When thinking about hypnotherapy, we often picture a scene in which an older man, often looking untrustworthy, waves a shiny object in front of a young woman’s eyes, compelling her to fall asleep. The main image of a hypnotherapist is someone who tries to controls others and perhaps gets them to behave in ways that would normally be against their nature. The classic trick that we hear about is the participant clucking like a chicken or barking like a dog when they hear a certain phrase or word.
What is hypnotherapy?
This, of course, is not exactly how hypnotherapy works. What actually happens in a hypnotherapist’s office is that the patient is put into a relaxed state of mind where the therapist can make certain suggestions about a particular behaviour or past experience. The idea is that hypnotherapy can help the client work through different issues or problematic behaviour by turning their attention completely inward while in a meditative state. The hypnotherapist is unable to actually control their patient’s behaviour, and unlike the common scenes in movies or TV shows, the client does not go to sleep but rather is put into a state of mental relaxation similar to that of meditation.
Though hypnotherapy has been around for hundreds of years, it is only relatively recently that it has begun to be recognized as a legitimate psychological tool. In more recent years, hypnotherapy has become more popular at treating addiction. In order to treat addiction, the hypnotherapist would steer the addict toward thinking of the substance as unappealing, and create imagery that would make the addict recoil at the thought of using their substance of choice. For example, the hypnotherapist could work with a cigarette smoker by causing them to find the taste and smell of smoke disgusting rather than appealing. In this way, the smoker is relieved of their addiction in a quick and easy manner.

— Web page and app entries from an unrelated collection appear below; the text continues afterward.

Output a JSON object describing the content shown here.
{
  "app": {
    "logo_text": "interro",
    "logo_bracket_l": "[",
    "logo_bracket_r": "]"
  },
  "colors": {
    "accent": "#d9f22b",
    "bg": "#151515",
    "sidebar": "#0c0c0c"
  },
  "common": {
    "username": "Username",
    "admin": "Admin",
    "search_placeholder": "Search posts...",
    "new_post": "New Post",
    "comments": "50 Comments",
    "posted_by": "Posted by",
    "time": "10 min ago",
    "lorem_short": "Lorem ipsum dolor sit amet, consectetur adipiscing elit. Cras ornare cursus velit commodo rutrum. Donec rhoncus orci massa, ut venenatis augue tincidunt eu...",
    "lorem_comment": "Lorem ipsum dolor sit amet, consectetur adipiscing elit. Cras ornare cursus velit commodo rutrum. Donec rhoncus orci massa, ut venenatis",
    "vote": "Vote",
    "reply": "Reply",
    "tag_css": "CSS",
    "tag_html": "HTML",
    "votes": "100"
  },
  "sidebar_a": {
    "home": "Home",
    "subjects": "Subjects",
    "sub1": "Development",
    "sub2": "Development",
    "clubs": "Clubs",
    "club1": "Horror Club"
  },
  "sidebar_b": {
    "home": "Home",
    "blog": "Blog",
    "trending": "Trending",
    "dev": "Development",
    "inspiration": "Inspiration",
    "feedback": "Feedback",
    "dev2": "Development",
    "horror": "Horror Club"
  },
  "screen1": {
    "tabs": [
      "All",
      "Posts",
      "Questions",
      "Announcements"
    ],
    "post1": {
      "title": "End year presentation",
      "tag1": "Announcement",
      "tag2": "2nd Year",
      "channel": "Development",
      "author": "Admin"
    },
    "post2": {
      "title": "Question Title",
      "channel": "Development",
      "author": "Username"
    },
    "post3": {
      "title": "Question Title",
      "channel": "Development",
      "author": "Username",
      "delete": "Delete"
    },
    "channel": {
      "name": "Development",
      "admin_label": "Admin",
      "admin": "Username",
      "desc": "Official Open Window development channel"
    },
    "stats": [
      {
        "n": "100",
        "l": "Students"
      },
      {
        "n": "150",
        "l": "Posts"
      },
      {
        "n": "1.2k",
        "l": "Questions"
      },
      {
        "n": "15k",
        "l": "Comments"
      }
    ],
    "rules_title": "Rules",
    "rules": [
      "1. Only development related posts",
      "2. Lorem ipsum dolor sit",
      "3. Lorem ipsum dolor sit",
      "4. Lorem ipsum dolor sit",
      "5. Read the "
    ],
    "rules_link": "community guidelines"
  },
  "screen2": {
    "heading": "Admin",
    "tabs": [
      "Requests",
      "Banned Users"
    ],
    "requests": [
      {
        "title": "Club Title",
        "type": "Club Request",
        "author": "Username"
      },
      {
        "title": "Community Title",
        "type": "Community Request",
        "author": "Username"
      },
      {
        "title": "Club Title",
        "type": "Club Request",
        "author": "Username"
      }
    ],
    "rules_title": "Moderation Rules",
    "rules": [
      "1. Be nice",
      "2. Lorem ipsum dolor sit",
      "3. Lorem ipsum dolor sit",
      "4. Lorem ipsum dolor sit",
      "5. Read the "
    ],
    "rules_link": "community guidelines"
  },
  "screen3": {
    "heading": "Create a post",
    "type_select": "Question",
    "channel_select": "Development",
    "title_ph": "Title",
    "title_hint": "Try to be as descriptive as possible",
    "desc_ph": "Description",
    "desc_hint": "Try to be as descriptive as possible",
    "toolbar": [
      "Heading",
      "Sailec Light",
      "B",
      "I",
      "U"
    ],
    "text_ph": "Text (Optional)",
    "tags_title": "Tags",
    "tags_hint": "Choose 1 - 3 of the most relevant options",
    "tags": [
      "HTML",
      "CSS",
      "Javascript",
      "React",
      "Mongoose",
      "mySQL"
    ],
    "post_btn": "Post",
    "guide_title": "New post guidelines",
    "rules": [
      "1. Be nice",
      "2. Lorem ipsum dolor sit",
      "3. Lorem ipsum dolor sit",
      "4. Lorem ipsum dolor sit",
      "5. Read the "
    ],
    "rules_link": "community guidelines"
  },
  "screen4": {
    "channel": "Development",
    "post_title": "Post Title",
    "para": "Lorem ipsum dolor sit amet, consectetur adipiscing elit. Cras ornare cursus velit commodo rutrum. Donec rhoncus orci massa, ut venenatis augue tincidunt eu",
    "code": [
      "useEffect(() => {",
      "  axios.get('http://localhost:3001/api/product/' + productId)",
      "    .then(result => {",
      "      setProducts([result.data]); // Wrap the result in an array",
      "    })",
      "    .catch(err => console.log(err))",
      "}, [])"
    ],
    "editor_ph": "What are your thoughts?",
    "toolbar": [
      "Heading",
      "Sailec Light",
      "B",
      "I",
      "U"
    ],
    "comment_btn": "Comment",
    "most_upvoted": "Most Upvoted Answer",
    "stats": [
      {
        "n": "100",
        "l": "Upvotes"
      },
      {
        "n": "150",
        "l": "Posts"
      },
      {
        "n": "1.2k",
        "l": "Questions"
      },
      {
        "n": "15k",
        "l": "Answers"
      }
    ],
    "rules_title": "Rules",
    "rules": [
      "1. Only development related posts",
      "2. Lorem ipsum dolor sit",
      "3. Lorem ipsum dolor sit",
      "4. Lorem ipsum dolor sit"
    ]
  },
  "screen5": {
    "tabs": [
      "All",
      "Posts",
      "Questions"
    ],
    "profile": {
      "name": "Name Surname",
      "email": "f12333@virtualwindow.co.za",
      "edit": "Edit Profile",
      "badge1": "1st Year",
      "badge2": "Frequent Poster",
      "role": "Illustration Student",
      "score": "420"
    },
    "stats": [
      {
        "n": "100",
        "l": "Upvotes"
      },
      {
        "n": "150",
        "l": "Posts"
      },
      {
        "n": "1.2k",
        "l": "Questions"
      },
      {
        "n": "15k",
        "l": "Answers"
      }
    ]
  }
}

Is hypnotherapy effective?
The quickness of this form of therapy seems to be the biggest draw. People with addiction issues could potentially recover from their addiction in a matter of weeks, rather than taking years of therapy to work on the same issues. The question now becomes: does it actually work?
There are mixed answers to this question, so it can be hard to know what is right. There has been a lot of success in using hypnosis along with traditional forms of therapy in order to treat such things as addiction, as it can help train the brain to think differently. By changing how the patient thinks about their substance of choice, the hypnotherapist can allow the addict to have a different reaction to seeing, smelling or tasting the substance they are trying to quit. The addiction that seems to have the highest success rate with hypnotherapy is cigarette smoking: many studies show that hypnotherapy can cause this addiction to subside. Why smoking is more successfully treated with hypnotherapy than other addictions is not clear, but it can be relatively easy for a smoker to find a hypnotherapist to treat their addiction with a simple Google search.
Getting the most out of hypnotherapy
If you are contemplating the use of hypnotherapy to treat an addiction, is is important to remember that this treatment method does not work for everyone. People have different reactions to hypnotherapy, and you may not know what your reaction will be until you try. Like all therapies, the effectiveness of treatment is based on the individual and their mentality going into the sessions. Since hypnotherapy relies on the client to be in a relaxed state of mind, it can be difficult to conduct an effective treatment session on someone who is unable to focus.
To get the most of the treatment, it is advisable to only try it once you have built a trusting relationship with your therapist. Without this foundation of trust, it can be virtually impossible to create the relaxed state of mind that is needed.
It is also important to ensure that the therapist you choose has the proper training and credentials. The therapist should be a licensed psychologist or counsellor who has extensive knowledge of how hypnotherapy can work, and who is a member of a professional association. For example, the Canadian Federation of Clinical Hypnosis might be a great place to start when looking for a licensed hypnotherapist.
When specifically looking at hypnotherapy and addiction, it is important to know that hypnosis is not a “fix all.” Though the techniques in hypnotherapy may be effective at gaining control over one’s addictions, there are a lot contributing factors when looking at reasons why people use. Therapy in general can be a great way for the addict to get help with their problem, but long-term sobriety is more likely when people have connections within the recovery community. It can be vitally important to the addict to have others to talk to about their addictions, and though a therapist can be helpful, having fellow addicts to discuss their issues with can make recovery a bit easier. Addiction is a multi-layered issue, and it would be unwise to assume that a one-pronged approach to recovery would be beneficial. But hypnotherapy can be very helpful for those who are open to it, and it could be a great accompaniment to any recovery program.